• [WHAT YOU WILL DO] A verbatim copy of every entry is required.

Website and app data records
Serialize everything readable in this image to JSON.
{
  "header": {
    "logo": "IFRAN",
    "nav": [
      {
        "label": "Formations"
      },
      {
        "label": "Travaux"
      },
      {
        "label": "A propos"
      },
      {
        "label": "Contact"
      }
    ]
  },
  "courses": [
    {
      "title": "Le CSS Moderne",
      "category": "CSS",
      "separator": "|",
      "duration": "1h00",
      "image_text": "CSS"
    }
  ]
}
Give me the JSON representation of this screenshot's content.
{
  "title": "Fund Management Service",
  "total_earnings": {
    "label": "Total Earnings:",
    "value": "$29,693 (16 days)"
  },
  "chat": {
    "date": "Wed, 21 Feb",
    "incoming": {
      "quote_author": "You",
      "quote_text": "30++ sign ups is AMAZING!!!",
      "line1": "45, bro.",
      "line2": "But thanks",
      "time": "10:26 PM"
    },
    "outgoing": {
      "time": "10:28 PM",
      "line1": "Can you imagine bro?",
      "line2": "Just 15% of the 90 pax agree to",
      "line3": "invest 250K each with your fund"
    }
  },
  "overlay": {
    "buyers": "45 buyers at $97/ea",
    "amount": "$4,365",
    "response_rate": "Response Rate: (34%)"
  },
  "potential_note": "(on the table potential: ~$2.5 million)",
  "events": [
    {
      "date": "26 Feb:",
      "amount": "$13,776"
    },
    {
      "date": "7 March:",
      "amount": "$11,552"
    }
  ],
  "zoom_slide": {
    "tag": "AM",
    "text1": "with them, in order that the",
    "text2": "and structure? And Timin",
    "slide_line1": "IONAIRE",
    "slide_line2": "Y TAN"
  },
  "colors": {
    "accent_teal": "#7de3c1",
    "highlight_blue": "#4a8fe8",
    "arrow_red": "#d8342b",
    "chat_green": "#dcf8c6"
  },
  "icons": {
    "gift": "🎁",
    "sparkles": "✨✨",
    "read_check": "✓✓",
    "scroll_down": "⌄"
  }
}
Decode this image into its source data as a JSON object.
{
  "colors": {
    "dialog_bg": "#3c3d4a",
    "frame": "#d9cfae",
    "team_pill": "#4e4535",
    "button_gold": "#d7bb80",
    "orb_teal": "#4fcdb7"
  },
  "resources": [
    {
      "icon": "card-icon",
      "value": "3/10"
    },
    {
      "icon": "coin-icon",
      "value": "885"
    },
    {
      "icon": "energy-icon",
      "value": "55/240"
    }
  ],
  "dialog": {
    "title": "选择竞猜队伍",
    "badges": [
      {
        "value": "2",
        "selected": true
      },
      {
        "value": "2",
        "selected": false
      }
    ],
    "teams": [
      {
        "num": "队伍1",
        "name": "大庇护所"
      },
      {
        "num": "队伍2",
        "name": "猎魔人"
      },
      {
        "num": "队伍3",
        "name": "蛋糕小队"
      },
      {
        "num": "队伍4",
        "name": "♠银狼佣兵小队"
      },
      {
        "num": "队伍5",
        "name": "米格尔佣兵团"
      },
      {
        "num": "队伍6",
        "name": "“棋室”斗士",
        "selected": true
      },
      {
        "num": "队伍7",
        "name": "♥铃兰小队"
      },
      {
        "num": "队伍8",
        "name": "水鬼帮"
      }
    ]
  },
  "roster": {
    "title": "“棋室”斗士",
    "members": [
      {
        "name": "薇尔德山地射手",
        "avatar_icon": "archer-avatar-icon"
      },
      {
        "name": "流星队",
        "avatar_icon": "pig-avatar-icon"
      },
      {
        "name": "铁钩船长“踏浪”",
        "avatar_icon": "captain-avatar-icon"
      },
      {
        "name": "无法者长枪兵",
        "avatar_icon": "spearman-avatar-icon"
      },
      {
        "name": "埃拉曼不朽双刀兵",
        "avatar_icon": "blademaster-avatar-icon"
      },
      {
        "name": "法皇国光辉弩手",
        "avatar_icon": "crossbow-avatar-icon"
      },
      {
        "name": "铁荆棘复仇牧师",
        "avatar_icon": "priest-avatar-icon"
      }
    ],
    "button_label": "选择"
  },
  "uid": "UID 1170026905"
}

• [OUTPUT BELOW]
Serialize everything readable in this image to JSON.
{
  "header": {
    "logo": "IFRAN",
    "nav": [
      {
        "label": "Formations"
      },
      {
        "label": "Travaux"
      },
      {
        "label": "A propos"
      },
      {
        "label": "Contact"
      }
    ]
  },
  "courses": [
    {
      "title": "Le CSS Moderne",
      "category": "CSS",
      "separator": "|",
      "duration": "1h00",
      "image_text": "CSS"
    }
  ]
}
Give me the JSON representation of this screenshot's content.
{
  "title": "Fund Management Service",
  "total_earnings": {
    "label": "Total Earnings:",
    "value": "$29,693 (16 days)"
  },
  "chat": {
    "date": "Wed, 21 Feb",
    "incoming": {
      "quote_author": "You",
      "quote_text": "30++ sign ups is AMAZING!!!",
      "line1": "45, bro.",
      "line2": "But thanks",
      "time": "10:26 PM"
    },
    "outgoing": {
      "time": "10:28 PM",
      "line1": "Can you imagine bro?",
      "line2": "Just 15% of the 90 pax agree to",
      "line3": "invest 250K each with your fund"
    }
  },
  "overlay": {
    "buyers": "45 buyers at $97/ea",
    "amount": "$4,365",
    "response_rate": "Response Rate: (34%)"
  },
  "potential_note": "(on the table potential: ~$2.5 million)",
  "events": [
    {
      "date": "26 Feb:",
      "amount": "$13,776"
    },
    {
      "date": "7 March:",
      "amount": "$11,552"
    }
  ],
  "zoom_slide": {
    "tag": "AM",
    "text1": "with them, in order that the",
    "text2": "and structure? And Timin",
    "slide_line1": "IONAIRE",
    "slide_line2": "Y TAN"
  },
  "colors": {
    "accent_teal": "#7de3c1",
    "highlight_blue": "#4a8fe8",
    "arrow_red": "#d8342b",
    "chat_green": "#dcf8c6"
  },
  "icons": {
    "gift": "🎁",
    "sparkles": "✨✨",
    "read_check": "✓✓",
    "scroll_down": "⌄"
  }
}
Decode this image into its source data as a JSON object.
{
  "colors": {
    "dialog_bg": "#3c3d4a",
    "frame": "#d9cfae",
    "team_pill": "#4e4535",
    "button_gold": "#d7bb80",
    "orb_teal": "#4fcdb7"
  },
  "resources": [
    {
      "icon": "card-icon",
      "value": "3/10"
    },
    {
      "icon": "coin-icon",
      "value": "885"
    },
    {
      "icon": "energy-icon",
      "value": "55/240"
    }
  ],
  "dialog": {
    "title": "选择竞猜队伍",
    "badges": [
      {
        "value": "2",
        "selected": true
      },
      {
        "value": "2",
        "selected": false
      }
    ],
    "teams": [
      {
        "num": "队伍1",
        "name": "大庇护所"
      },
      {
        "num": "队伍2",
        "name": "猎魔人"
      },
      {
        "num": "队伍3",
        "name": "蛋糕小队"
      },
      {
        "num": "队伍4",
        "name": "♠银狼佣兵小队"
      },
      {
        "num": "队伍5",
        "name": "米格尔佣兵团"
      },
      {
        "num": "队伍6",
        "name": "“棋室”斗士",
        "selected": true
      },
      {
        "num": "队伍7",
        "name": "♥铃兰小队"
      },
      {
        "num": "队伍8",
        "name": "水鬼帮"
      }
    ]
  },
  "roster": {
    "title": "“棋室”斗士",
    "members": [
      {
        "name": "薇尔德山地射手",
        "avatar_icon": "archer-avatar-icon"
      },
      {
        "name": "流星队",
        "avatar_icon": "pig-avatar-icon"
      },
      {
        "name": "铁钩船长“踏浪”",
        "avatar_icon": "captain-avatar-icon"
      },
      {
        "name": "无法者长枪兵",
        "avatar_icon": "spearman-avatar-icon"
      },
      {
        "name": "埃拉曼不朽双刀兵",
        "avatar_icon": "blademaster-avatar-icon"
      },
      {
        "name": "法皇国光辉弩手",
        "avatar_icon": "crossbow-avatar-icon"
      },
      {
        "name": "铁荆棘复仇牧师",
        "avatar_icon": "priest-avatar-icon"
      }
    ],
    "button_label": "选择"
  },
  "uid": "UID 1170026905"
}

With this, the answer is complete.